:: Aim of the exercise ::
Pictures stay out, but every line of the data is copied exactly.

:: Given records ::
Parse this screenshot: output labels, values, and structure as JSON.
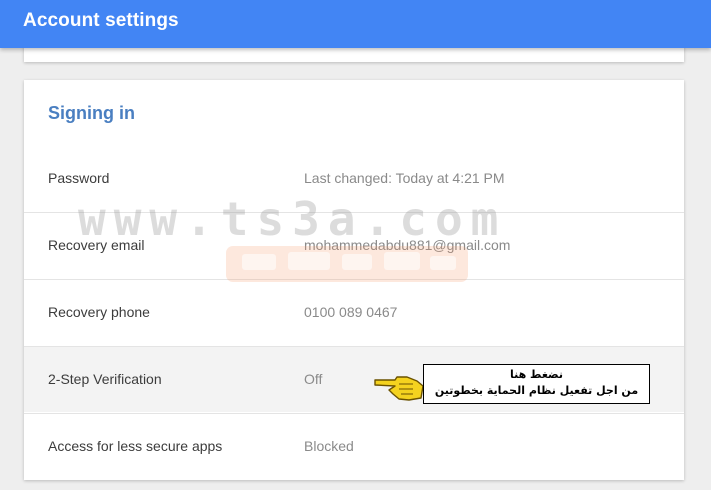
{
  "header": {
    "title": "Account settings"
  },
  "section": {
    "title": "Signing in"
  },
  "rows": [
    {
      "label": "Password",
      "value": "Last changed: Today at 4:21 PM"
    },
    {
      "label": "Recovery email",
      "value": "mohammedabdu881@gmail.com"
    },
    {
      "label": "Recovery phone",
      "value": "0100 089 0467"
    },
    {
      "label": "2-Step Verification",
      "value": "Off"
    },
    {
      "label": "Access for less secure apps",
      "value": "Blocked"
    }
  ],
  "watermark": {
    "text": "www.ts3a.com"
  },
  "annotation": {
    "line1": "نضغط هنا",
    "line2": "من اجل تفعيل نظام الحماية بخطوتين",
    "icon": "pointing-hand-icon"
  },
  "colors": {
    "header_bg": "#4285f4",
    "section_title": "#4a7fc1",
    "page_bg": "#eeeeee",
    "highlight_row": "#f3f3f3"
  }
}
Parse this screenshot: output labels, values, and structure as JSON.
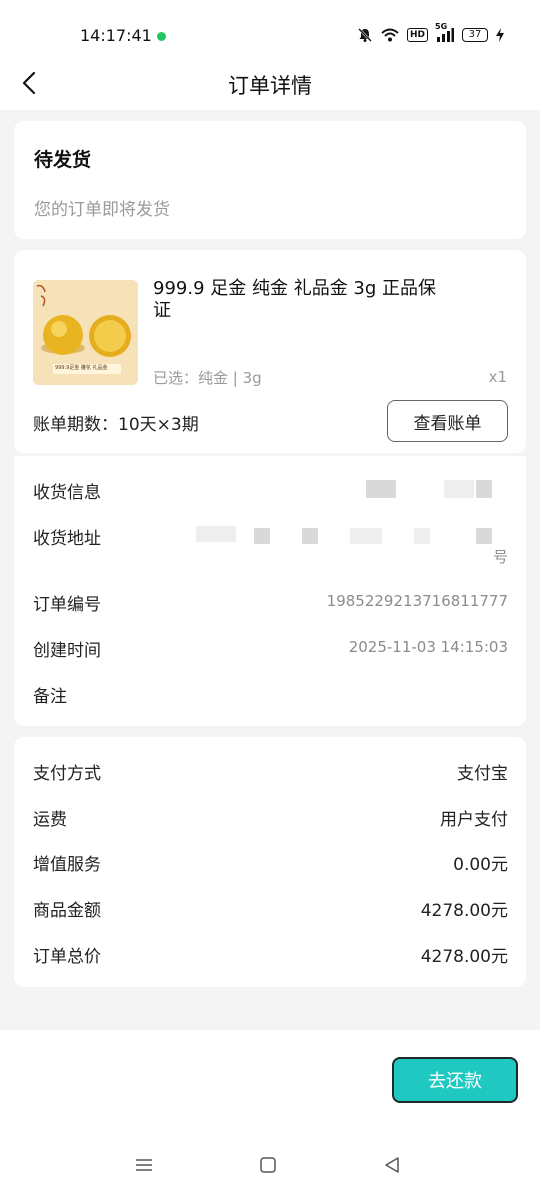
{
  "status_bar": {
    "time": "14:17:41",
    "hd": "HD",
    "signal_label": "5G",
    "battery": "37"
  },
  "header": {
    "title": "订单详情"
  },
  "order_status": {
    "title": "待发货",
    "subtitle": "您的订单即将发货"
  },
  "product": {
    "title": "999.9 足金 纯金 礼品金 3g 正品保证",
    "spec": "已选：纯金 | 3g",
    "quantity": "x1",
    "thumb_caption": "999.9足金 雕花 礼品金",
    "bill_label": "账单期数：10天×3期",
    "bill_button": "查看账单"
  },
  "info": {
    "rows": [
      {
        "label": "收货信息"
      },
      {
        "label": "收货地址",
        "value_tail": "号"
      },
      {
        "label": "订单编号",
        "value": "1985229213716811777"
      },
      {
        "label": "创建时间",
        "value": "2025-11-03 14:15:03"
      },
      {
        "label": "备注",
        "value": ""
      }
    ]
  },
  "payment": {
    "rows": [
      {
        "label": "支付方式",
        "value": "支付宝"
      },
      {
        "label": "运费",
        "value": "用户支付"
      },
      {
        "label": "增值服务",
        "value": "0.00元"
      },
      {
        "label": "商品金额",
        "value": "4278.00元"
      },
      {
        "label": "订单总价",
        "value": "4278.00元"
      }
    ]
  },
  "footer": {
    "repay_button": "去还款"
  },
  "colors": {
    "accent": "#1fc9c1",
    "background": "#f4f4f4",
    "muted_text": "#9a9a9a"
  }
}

:: Reply ::
Parse this screenshot: output labels, values, and structure as JSON.
{
  "header": {
    "title": "Account settings"
  },
  "section": {
    "title": "Signing in"
  },
  "rows": [
    {
      "label": "Password",
      "value": "Last changed: Today at 4:21 PM"
    },
    {
      "label": "Recovery email",
      "value": "mohammedabdu881@gmail.com"
    },
    {
      "label": "Recovery phone",
      "value": "0100 089 0467"
    },
    {
      "label": "2-Step Verification",
      "value": "Off"
    },
    {
      "label": "Access for less secure apps",
      "value": "Blocked"
    }
  ],
  "watermark": {
    "text": "www.ts3a.com"
  },
  "annotation": {
    "line1": "نضغط هنا",
    "line2": "من اجل تفعيل نظام الحماية بخطوتين",
    "icon": "pointing-hand-icon"
  },
  "colors": {
    "header_bg": "#4285f4",
    "section_title": "#4a7fc1",
    "page_bg": "#eeeeee",
    "highlight_row": "#f3f3f3"
  }
}
Parse this screenshot: output labels, values, and structure as JSON.
{
  "status_bar": {
    "time": "14:17:41",
    "hd": "HD",
    "signal_label": "5G",
    "battery": "37"
  },
  "header": {
    "title": "订单详情"
  },
  "order_status": {
    "title": "待发货",
    "subtitle": "您的订单即将发货"
  },
  "product": {
    "title": "999.9 足金 纯金 礼品金 3g 正品保证",
    "spec": "已选：纯金 | 3g",
    "quantity": "x1",
    "thumb_caption": "999.9足金 雕花 礼品金",
    "bill_label": "账单期数：10天×3期",
    "bill_button": "查看账单"
  },
  "info": {
    "rows": [
      {
        "label": "收货信息"
      },
      {
        "label": "收货地址",
        "value_tail": "号"
      },
      {
        "label": "订单编号",
        "value": "1985229213716811777"
      },
      {
        "label": "创建时间",
        "value": "2025-11-03 14:15:03"
      },
      {
        "label": "备注",
        "value": ""
      }
    ]
  },
  "payment": {
    "rows": [
      {
        "label": "支付方式",
        "value": "支付宝"
      },
      {
        "label": "运费",
        "value": "用户支付"
      },
      {
        "label": "增值服务",
        "value": "0.00元"
      },
      {
        "label": "商品金额",
        "value": "4278.00元"
      },
      {
        "label": "订单总价",
        "value": "4278.00元"
      }
    ]
  },
  "footer": {
    "repay_button": "去还款"
  },
  "colors": {
    "accent": "#1fc9c1",
    "background": "#f4f4f4",
    "muted_text": "#9a9a9a"
  }
}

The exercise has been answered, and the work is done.